that he repented bitterly the evil he had
done.

Presently a window opened, and Cherry
saw Zelia lean out and throw down a piece
of meat. He seized it and was just going
to devour it, when the old woman to whom
he had given his crust snatched it away
and took him in her arms. "No, you shall
not eat it, you poor little thing," she said,
"for every bit of food in that house is
poisoned."

At the same moment, a voice said, "Good
actions never go unrewarded!" And
instantly Prince Cherry was transformed
into a little white dove.

With great joy, he flew to the open
palace window to seek out his Zelia, to try
to help her. But though he hunted in
every room, no Zelia was to be found.
He had to fly away, without seeing her.
He wanted more than anything else to
find her, and stay near her, so he flew out
into the world, to seek her.

He sought her in many lands, until one
day, in a far eastern country, he found
her sitting in a tent, by the side of an old,
white-haired hermit. Cherry was wild with
delight. He flew to her shoulder, caressed
her hair with his beak, and cooed in her
ear.

"You dear, lovely little thing!" said
Zelia. "Will you stay with me? If you will,
I will love you always."

"Ah, Zelia, see what you have done!"
laughed the hermit. At that instant, the
white dove vanished, and Prince Cherry
stood there, as handsome and charming
as ever, and with a look of kindness and
modesty in his eyes which had never been
there before. At the same time, the hermit
stood up, his flowing hair changed to shining
gold, and his face became a lovely
woman's face; it was the Fairy Candide.
"Zelia has broken your spell," she said to
the Prince, "as I meant she should, when
you were worthy of her love."

Zelia and Prince Cherry fell at the fairy's
feet. But with a beautiful smile she bade
them come to their kingdom. In a trice,
they were transported to the Prince's palace,
where King Suliman greeted them with
tears of joy. He gave back the throne,
with all his heart, and King Cherry ruled
again, with Zelia for his queen.
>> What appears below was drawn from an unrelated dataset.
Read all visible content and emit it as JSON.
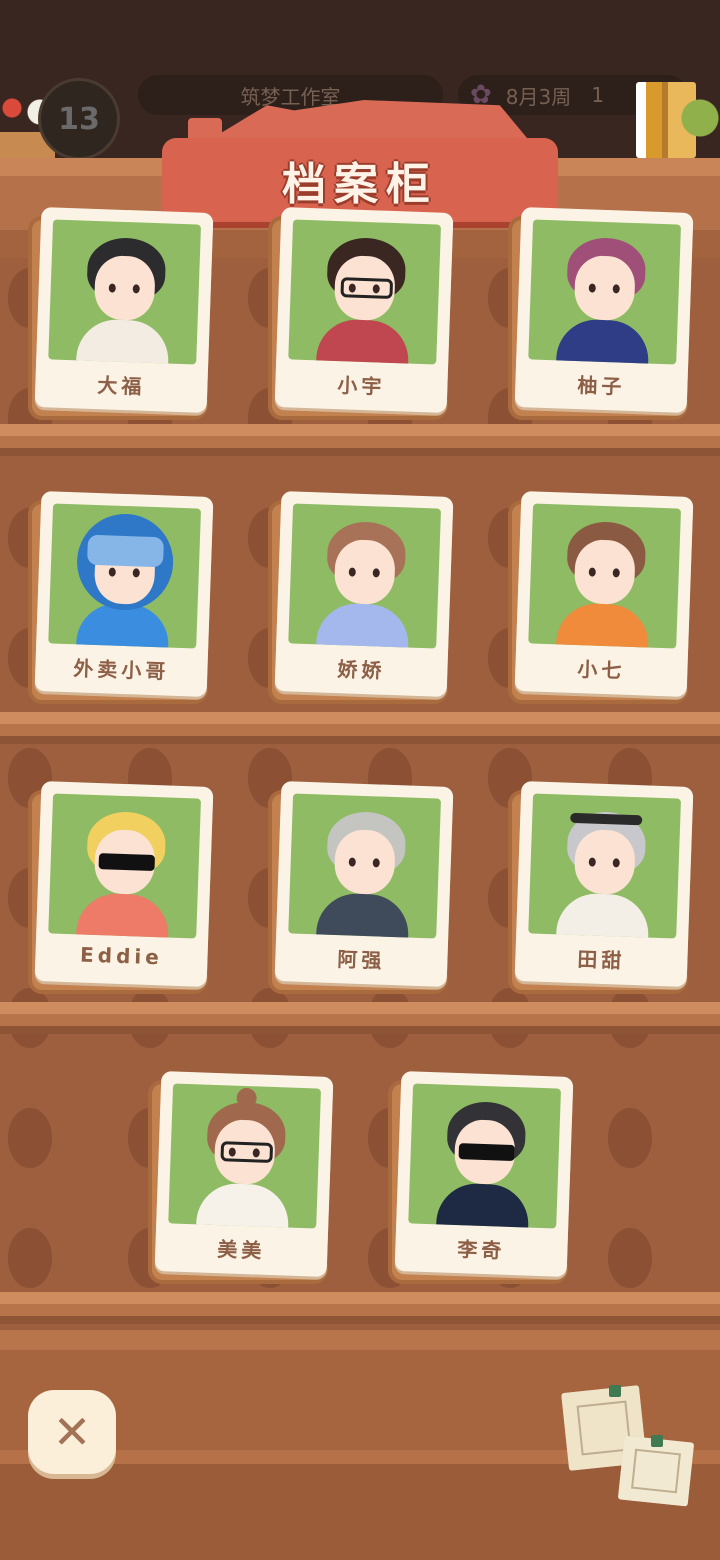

He wore the little gold ring all the rest
of his life, but never once did it have to
prick him hard enough to make his finger
bleed.

 

Previous Next

17821515 visitors
· 8908 texts · 2350 recordings · 957 authors · 194 readers

· Home · Index · Audio Clips · Links · Feedback · About Us · Contact Us ·


Copyright © RepeatAfterUs.com. All Rights Reserved.



Warning: Unknown: Your script possibly relies on a session side-effect which existed until PHP 4.2.3. Please be advised that the session extension does not consider global variables as a source of data, unless register_globals is enabled. You can disable this functionality and this warning by setting session.bug_compat_42 or session.bug_compat_warn to off, respectively in Unknown on line 0